**EXERCISE**
Search the records for the string "subtitle", then copy each line that has it.

--- ENTRIES PROVIDED Enclosed Below ---

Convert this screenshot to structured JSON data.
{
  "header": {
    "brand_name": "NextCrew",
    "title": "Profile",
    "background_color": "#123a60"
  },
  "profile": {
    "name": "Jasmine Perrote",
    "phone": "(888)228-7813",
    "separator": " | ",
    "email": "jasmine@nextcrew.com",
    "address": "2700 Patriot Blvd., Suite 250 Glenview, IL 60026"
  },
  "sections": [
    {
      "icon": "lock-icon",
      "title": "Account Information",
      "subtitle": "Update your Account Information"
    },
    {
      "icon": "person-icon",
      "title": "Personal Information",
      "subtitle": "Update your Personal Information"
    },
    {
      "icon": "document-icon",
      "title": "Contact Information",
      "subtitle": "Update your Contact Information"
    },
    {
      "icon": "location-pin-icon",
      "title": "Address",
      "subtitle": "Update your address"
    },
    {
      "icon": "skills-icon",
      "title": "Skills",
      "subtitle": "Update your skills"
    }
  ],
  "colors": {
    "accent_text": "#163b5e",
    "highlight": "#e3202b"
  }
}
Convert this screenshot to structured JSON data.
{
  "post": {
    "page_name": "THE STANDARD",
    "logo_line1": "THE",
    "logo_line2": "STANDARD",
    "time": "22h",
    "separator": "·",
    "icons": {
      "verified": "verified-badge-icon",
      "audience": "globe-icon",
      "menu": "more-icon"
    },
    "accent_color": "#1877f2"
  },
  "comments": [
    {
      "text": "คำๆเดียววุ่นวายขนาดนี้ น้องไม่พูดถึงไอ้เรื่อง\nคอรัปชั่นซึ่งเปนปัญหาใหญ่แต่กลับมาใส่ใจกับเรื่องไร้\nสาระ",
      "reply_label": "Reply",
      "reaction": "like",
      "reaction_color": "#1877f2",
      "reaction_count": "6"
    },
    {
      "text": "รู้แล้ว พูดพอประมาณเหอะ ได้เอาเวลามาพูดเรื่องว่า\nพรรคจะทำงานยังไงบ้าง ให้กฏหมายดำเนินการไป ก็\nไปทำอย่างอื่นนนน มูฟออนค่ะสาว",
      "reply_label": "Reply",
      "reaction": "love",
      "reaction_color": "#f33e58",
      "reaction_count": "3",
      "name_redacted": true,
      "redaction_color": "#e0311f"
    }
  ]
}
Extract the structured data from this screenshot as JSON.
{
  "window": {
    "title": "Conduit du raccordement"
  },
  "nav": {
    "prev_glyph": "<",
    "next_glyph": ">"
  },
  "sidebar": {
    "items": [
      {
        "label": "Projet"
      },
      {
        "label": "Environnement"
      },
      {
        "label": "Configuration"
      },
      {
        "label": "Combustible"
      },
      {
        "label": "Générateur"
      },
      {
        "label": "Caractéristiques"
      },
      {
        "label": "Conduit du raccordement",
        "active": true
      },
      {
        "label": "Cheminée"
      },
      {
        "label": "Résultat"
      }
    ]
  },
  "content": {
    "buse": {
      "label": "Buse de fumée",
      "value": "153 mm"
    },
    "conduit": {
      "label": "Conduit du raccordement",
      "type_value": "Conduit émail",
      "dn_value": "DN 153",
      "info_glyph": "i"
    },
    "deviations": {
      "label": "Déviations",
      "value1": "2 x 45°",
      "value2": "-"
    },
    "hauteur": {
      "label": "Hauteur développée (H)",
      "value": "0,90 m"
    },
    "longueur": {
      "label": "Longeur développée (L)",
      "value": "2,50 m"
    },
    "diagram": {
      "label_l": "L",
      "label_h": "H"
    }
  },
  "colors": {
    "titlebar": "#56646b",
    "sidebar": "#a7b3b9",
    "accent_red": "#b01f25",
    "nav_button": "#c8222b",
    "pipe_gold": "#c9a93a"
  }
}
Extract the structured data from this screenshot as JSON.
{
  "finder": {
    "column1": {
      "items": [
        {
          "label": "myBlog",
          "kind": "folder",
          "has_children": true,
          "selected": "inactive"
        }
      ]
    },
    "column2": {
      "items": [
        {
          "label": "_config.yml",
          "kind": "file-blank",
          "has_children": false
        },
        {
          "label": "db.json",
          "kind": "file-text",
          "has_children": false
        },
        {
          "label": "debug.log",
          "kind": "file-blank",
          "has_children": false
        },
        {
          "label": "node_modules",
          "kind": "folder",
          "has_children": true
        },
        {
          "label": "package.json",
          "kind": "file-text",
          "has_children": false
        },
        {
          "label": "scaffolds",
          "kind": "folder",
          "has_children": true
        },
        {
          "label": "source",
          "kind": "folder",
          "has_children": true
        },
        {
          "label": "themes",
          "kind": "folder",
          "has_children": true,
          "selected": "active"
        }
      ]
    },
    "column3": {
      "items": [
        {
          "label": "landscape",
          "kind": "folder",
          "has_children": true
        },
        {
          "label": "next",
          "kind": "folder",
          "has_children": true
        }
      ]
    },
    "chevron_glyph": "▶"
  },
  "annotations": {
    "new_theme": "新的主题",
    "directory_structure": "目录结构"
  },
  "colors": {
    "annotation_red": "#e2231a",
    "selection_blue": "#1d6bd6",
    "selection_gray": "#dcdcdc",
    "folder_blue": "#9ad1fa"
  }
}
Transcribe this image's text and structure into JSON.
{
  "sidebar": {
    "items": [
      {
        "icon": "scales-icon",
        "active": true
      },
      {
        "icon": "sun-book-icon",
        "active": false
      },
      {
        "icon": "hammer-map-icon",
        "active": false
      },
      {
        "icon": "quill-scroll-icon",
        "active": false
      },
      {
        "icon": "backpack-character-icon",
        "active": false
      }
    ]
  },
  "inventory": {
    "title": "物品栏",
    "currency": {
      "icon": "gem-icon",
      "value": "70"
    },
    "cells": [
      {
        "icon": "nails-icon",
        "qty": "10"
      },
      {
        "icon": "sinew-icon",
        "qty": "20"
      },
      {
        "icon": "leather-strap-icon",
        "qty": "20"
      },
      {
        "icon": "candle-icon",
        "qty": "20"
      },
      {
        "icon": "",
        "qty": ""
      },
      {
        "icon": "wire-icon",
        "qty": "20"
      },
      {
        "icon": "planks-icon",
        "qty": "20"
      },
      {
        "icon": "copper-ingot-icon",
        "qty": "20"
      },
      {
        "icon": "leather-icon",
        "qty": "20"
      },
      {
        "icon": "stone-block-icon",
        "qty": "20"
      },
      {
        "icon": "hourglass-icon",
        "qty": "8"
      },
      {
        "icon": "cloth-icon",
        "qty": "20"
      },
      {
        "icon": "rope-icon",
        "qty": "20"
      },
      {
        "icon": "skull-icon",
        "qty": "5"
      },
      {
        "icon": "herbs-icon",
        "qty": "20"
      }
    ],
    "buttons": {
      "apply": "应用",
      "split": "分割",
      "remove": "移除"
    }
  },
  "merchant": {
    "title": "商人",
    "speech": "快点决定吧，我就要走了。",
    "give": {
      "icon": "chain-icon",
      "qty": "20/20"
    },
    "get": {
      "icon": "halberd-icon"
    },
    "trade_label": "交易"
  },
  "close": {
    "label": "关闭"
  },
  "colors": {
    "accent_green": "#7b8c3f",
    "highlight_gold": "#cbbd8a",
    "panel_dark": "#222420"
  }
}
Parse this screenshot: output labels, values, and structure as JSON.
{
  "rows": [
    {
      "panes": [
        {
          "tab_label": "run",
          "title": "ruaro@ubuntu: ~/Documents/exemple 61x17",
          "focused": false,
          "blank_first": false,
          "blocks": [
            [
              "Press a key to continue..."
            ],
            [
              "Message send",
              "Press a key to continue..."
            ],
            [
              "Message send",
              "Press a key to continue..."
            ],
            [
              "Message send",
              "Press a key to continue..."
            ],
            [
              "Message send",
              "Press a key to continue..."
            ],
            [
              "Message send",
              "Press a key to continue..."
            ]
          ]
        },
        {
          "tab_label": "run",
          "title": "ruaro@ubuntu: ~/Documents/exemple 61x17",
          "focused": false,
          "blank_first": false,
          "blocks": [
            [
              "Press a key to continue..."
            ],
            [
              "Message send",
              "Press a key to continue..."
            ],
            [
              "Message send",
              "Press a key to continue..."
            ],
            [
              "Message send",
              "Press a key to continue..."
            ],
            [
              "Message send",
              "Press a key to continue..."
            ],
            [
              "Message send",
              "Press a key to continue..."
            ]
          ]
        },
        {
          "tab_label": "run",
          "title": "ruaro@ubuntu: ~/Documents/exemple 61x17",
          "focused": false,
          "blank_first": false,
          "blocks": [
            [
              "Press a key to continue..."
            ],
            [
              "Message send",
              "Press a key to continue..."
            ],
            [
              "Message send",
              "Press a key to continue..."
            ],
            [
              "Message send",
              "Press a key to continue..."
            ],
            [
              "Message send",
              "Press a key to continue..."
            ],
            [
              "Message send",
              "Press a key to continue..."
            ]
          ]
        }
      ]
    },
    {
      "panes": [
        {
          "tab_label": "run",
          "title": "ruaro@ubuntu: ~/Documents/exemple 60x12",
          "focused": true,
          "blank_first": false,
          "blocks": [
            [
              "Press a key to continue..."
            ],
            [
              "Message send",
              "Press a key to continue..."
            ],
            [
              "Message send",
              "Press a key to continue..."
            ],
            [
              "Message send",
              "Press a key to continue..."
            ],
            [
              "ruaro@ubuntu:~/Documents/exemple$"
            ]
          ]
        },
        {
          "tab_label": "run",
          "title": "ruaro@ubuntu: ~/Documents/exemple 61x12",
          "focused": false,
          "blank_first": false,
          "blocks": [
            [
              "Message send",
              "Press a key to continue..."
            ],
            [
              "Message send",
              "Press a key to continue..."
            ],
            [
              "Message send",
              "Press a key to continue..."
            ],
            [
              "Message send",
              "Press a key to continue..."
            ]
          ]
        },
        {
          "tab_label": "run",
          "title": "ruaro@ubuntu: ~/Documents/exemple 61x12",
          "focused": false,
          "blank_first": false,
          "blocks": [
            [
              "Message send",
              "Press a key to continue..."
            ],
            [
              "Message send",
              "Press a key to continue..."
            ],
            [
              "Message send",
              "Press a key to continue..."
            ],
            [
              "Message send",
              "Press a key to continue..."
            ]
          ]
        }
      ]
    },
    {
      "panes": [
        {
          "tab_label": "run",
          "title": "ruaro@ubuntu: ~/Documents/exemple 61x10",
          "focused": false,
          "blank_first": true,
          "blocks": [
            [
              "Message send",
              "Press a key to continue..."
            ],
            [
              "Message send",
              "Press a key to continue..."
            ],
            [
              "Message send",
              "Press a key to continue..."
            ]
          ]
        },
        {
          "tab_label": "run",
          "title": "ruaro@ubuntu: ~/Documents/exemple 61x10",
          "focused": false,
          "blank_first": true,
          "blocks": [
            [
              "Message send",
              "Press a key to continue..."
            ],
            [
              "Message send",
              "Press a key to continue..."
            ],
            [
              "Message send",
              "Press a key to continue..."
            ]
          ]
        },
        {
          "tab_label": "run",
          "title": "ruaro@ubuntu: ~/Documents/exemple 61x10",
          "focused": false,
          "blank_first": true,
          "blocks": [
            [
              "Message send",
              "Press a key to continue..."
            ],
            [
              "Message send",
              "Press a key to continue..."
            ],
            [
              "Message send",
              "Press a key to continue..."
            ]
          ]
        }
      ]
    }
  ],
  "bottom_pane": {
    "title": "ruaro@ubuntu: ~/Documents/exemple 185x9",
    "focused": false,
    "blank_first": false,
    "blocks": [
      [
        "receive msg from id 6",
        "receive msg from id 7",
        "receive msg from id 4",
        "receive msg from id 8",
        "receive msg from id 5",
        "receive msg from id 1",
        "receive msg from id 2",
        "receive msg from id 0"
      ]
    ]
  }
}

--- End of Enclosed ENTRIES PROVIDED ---

**SOLVED PROBLEM**
      "subtitle": "Update your Account Information"
      "subtitle": "Update your Personal Information"
      "subtitle": "Update your Contact Information"
      "subtitle": "Update your address"
      "subtitle": "Update your skills"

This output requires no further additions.